Data about app and page elements:
- Opening Delimiter -
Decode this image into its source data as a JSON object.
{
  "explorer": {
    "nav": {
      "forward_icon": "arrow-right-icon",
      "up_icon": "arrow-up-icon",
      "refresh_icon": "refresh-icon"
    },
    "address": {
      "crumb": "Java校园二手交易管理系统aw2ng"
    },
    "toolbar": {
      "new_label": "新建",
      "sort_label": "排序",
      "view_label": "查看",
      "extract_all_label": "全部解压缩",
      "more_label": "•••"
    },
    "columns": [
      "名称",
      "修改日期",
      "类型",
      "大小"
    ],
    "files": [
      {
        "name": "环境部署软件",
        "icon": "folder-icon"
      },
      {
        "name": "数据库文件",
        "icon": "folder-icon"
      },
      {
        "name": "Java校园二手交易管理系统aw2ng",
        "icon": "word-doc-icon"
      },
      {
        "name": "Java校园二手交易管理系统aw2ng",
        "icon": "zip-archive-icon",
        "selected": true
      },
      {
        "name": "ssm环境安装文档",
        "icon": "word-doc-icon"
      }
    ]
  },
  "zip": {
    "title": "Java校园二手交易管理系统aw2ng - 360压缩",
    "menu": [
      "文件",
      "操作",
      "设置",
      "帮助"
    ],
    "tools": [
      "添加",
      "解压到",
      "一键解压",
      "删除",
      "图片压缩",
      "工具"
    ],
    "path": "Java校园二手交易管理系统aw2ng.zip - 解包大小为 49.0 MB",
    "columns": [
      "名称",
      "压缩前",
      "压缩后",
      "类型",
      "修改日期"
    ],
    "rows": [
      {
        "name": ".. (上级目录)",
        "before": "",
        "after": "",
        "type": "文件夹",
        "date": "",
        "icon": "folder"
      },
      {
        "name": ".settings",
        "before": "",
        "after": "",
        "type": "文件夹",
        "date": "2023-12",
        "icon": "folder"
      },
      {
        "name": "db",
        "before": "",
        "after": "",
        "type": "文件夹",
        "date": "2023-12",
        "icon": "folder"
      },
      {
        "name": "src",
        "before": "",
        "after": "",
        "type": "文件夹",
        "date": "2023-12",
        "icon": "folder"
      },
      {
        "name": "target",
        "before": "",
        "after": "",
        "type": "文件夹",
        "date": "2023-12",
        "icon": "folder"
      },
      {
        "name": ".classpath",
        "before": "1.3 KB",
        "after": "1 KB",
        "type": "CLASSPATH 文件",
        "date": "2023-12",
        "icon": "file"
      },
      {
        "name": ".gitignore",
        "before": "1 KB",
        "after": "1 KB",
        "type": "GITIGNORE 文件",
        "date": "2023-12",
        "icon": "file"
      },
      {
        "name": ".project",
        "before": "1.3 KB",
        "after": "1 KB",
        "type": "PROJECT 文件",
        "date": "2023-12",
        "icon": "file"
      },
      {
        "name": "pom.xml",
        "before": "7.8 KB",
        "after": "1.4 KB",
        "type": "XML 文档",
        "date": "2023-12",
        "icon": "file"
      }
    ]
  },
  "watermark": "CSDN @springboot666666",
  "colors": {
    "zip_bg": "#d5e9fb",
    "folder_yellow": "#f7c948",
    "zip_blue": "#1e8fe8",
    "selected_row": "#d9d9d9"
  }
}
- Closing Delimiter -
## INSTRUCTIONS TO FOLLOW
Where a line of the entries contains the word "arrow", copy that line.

## RESPONSE AREA
      "forward_icon": "arrow-right-icon",
      "up_icon": "arrow-up-icon",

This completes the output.